**EXERCISE BRIEF**
Bring together all lines from the listing below that contain the string "Mostrar".

**RAW DATA**
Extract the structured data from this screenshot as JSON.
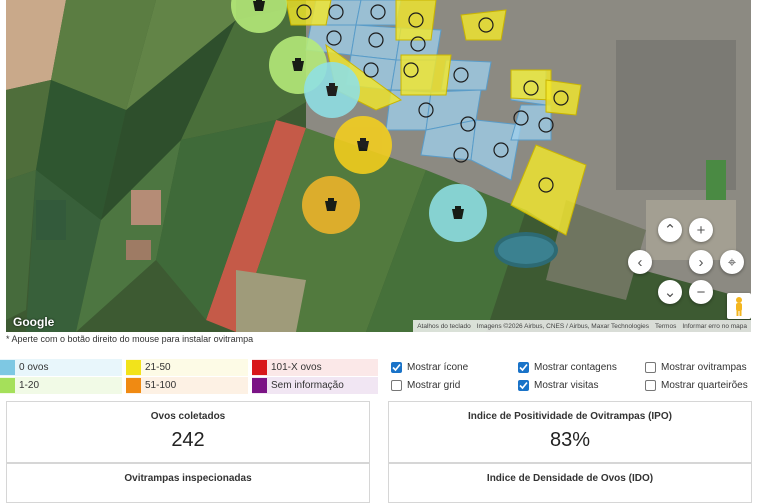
{
  "map": {
    "google_logo": "Google",
    "attribution": {
      "keyboard": "Atalhos do teclado",
      "imagery": "Imagens ©2026 Airbus, CNES / Airbus, Maxar Technologies",
      "terms": "Termos",
      "report": "Informar erro no mapa"
    },
    "controls": {
      "up_icon": "chevron-up-icon",
      "zoom_in_label": "+",
      "left_icon": "chevron-left-icon",
      "right_icon": "chevron-right-icon",
      "down_icon": "chevron-down-icon",
      "zoom_out_label": "−",
      "center_icon": "crosshair-icon",
      "pegman_icon": "pegman-icon"
    }
  },
  "hint": "* Aperte com o botão direito do mouse para instalar ovitrampa",
  "legend": [
    {
      "label": "0 ovos",
      "color": "#7ec8e3",
      "bg": "#e8f6fb"
    },
    {
      "label": "21-50",
      "color": "#f2e31b",
      "bg": "#fdfbe6"
    },
    {
      "label": "101-X ovos",
      "color": "#d8171a",
      "bg": "#fbe8e8"
    },
    {
      "label": "1-20",
      "color": "#a5e05a",
      "bg": "#f1fae6"
    },
    {
      "label": "51-100",
      "color": "#f08a12",
      "bg": "#fdf1e4"
    },
    {
      "label": "Sem informação",
      "color": "#7b1385",
      "bg": "#f1e6f3"
    }
  ],
  "options": [
    {
      "label": "Mostrar ícone",
      "checked": true
    },
    {
      "label": "Mostrar contagens",
      "checked": true
    },
    {
      "label": "Mostrar ovitrampas",
      "checked": false
    },
    {
      "label": "Mostrar grid",
      "checked": false
    },
    {
      "label": "Mostrar visitas",
      "checked": true
    },
    {
      "label": "Mostrar quarteirões",
      "checked": false
    }
  ],
  "stats": [
    {
      "title": "Ovos coletados",
      "value": "242"
    },
    {
      "title": "Indice de Positividade de Ovitrampas (IPO)",
      "value": "83%"
    },
    {
      "title": "Ovitrampas inspecionadas",
      "value": ""
    },
    {
      "title": "Indice de Densidade de Ovos (IDO)",
      "value": ""
    }
  ],
  "colors": {
    "checkbox_on": "#1a73c8",
    "zone_blue": "#9fd0ee",
    "zone_yellow": "#f4e92a",
    "circle_green": "#b7ec7a",
    "circle_yellow": "#f5cf1d",
    "circle_orange": "#f0b52a",
    "circle_cyan": "#8fe0e6"
  }
}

**REPLY TO THE EXERCISE**
      "label": "Mostrar ícone",
      "label": "Mostrar contagens",
      "label": "Mostrar ovitrampas",
      "label": "Mostrar grid",
      "label": "Mostrar visitas",
      "label": "Mostrar quarteirões",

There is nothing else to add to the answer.